"Thursday night is a great time to go out and meet a whole bunch of people, some whose technical level is going to be decades beyond yours, and some who have even less than what you may think you have," Linke said. "The ability to have conversations and just be out and interact with the very welcome and friendly community is always the best way to dig in and learn more."

Seated people watch a speaker at a podium on a stage with signs reading "Upper Bound" and "Amii."

Changes to the programming schedule and a greater focus on the Edmonton Convention Centre are meant to increase interactions at this year's Upper Bound conference by the Alberta Machine Intelligence Institute. (Michel Feist/Ampersand Grey)

Linke did not want to choose favourites among the speakers, but did name a few exciting visitors. Amii alumnus Deon Nicholas, the CEO of Forethought, talks customer experience on May 23; Jack Newton, the founder and CEO of Clio, is part of the "Disrupt, Scale, Repeat" session on May 21; and Gerri Sinclair, an Amii board member and the vice-president for innovation at the Vancouver International Airport, talks AI strategy for business growth on May 21. Representatives from Google and Microsoft will also speak. A speaker from OpenAI, the creator of ChatGPT, is confirmed, with details to be announced soon.

Amii will showcase its own team during Upper Bound, too. Richard Sutton, who announced a venture called OpenMind Research during last year's conference and got $4.8 million from Huawei in November, is part of the Continual Learning panel on May 22. He speaks alongside Michael Bowling and Amy Zhang. Other Amii researchers will discuss work on video games and large-language models, among other things.

"The week ultimately is meant to show off the incredible community that we have here, and we're one part of it, and we're certainly proud," Linke said.

The region's ecosystem outside of Amii will also be on display, including several third-party-organized community events that are free to attend. Taproot is hosting one on May 21 called "Don't let the pink slime get you," a fireside chat with Katrina Ingram of Ethically Aligned AI and Taproot co-founder Mack Male on AI's role in local journalism.

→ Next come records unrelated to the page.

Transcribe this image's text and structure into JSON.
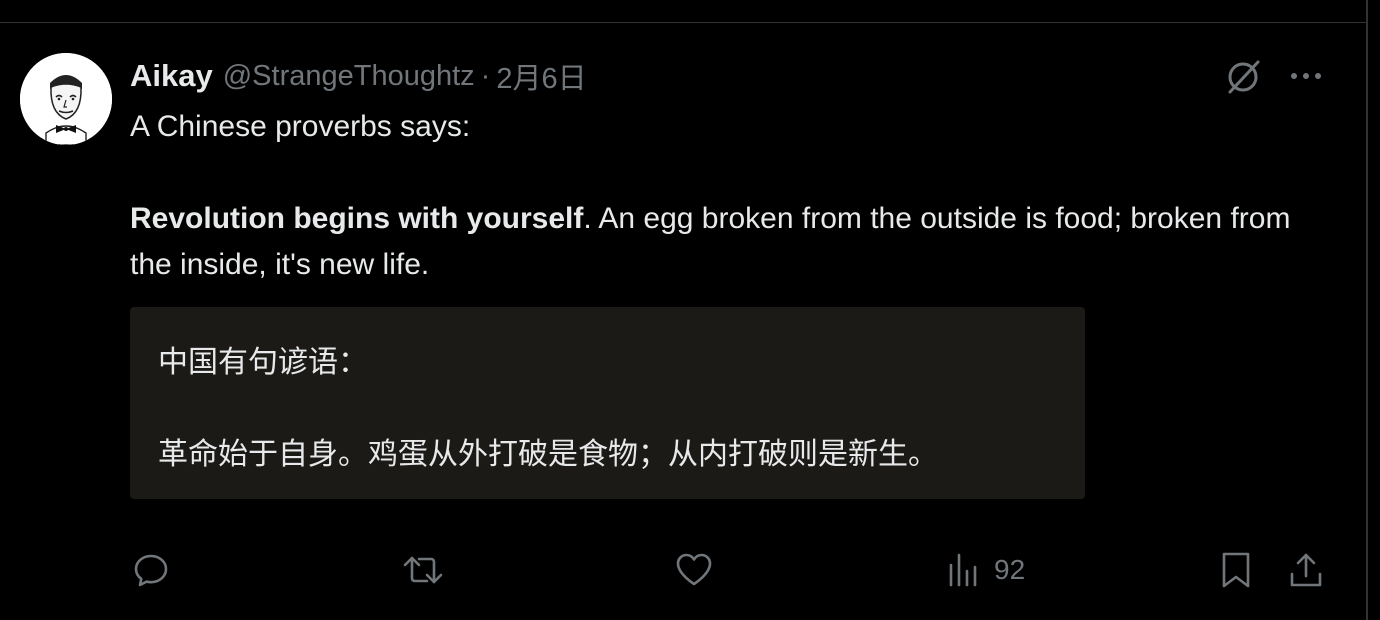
{
  "tweet": {
    "author": {
      "display_name": "Aikay",
      "handle": "@StrangeThoughtz",
      "avatar_icon": "cartoon-face-avatar"
    },
    "separator": "·",
    "date": "2月6日",
    "text": {
      "line1": "A Chinese proverbs says:",
      "bold": "Revolution begins with yourself",
      "rest": ". An egg broken from the outside is food; broken from the inside, it's new life."
    },
    "translation": {
      "line1": "中国有句谚语：",
      "line2": "革命始于自身。鸡蛋从外打破是食物；从内打破则是新生。"
    },
    "actions": {
      "reply_icon": "reply-icon",
      "retweet_icon": "retweet-icon",
      "like_icon": "heart-icon",
      "views_icon": "views-icon",
      "views_count": "92",
      "bookmark_icon": "bookmark-icon",
      "share_icon": "share-icon"
    },
    "header_icons": {
      "grok": "grok-icon",
      "more": "more-icon"
    }
  },
  "colors": {
    "background": "#000000",
    "text_primary": "#e7e9ea",
    "text_secondary": "#71767b",
    "border": "#2f3336",
    "translation_bg": "#1c1a17"
  }
}
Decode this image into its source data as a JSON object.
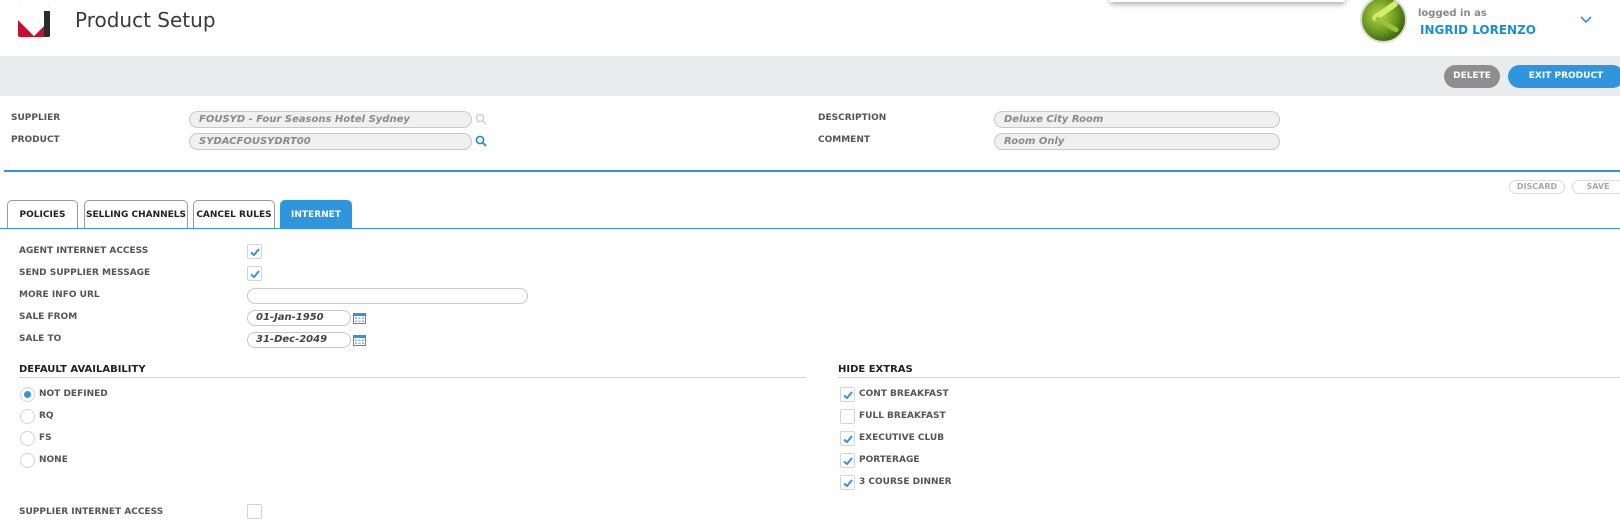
{
  "header": {
    "title": "Product Setup",
    "login_label": "logged in as",
    "user_name": "INGRID LORENZO"
  },
  "actions": {
    "delete": "DELETE",
    "exit": "EXIT PRODUCT"
  },
  "product_info": {
    "supplier_label": "SUPPLIER",
    "supplier_value": "FOUSYD - Four Seasons Hotel Sydney",
    "product_label": "PRODUCT",
    "product_value": "SYDACFOUSYDRT00",
    "description_label": "DESCRIPTION",
    "description_value": "Deluxe City Room",
    "comment_label": "COMMENT",
    "comment_value": "Room Only"
  },
  "form_actions": {
    "discard": "DISCARD",
    "save": "SAVE"
  },
  "tabs": [
    {
      "label": "POLICIES"
    },
    {
      "label": "SELLING CHANNELS"
    },
    {
      "label": "CANCEL RULES"
    },
    {
      "label": "INTERNET"
    }
  ],
  "internet": {
    "agent_access_label": "AGENT INTERNET ACCESS",
    "agent_access_checked": true,
    "send_supplier_msg_label": "SEND SUPPLIER MESSAGE",
    "send_supplier_msg_checked": true,
    "more_info_url_label": "MORE INFO URL",
    "more_info_url_value": "",
    "sale_from_label": "SALE FROM",
    "sale_from_value": "01-Jan-1950",
    "sale_to_label": "SALE TO",
    "sale_to_value": "31-Dec-2049",
    "default_availability": {
      "title": "DEFAULT AVAILABILITY",
      "options": [
        {
          "label": "NOT DEFINED",
          "selected": true
        },
        {
          "label": "RQ",
          "selected": false
        },
        {
          "label": "FS",
          "selected": false
        },
        {
          "label": "NONE",
          "selected": false
        }
      ]
    },
    "hide_extras": {
      "title": "HIDE EXTRAS",
      "items": [
        {
          "label": "CONT BREAKFAST",
          "checked": true
        },
        {
          "label": "FULL BREAKFAST",
          "checked": false
        },
        {
          "label": "EXECUTIVE CLUB",
          "checked": true
        },
        {
          "label": "PORTERAGE",
          "checked": true
        },
        {
          "label": "3 COURSE DINNER",
          "checked": true
        }
      ]
    },
    "supplier_access_label": "SUPPLIER INTERNET ACCESS",
    "supplier_access_checked": false
  },
  "colors": {
    "accent": "#2f95dc",
    "brand_red": "#c8102e",
    "delete_gray": "#8e8e8e"
  }
}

The federal budget released in April included $2.4 billion for Canada's AI strategy, of which $2 billion will be dedicated to increasing access to computing resources for researchers, startups, and scaleups. Linke emphasized the significance of investing in "compute," an essential part of training and deploying AI models.

"Compute is the biggest bottleneck right now to company growth and to research advancement in AI," he said. "The compute needs are becoming higher and higher, and for Canada, if we want to continue to lead in the area, we need to be able to have the compute capacity to be able to do that."

The budget announcement also included $400 million for several programs to help startups bring new technologies to market, equip businesses to deploy AI, and mitigate some of the technology's risks. Furthering AI adoption is also in Amii's wheelhouse, having received $30 million from the province in 2023 to help translate research into action.

Conference passes are on sale now. Tickets for the Upper Bound Party on May 23 are included with a pass but can also be purchased separately.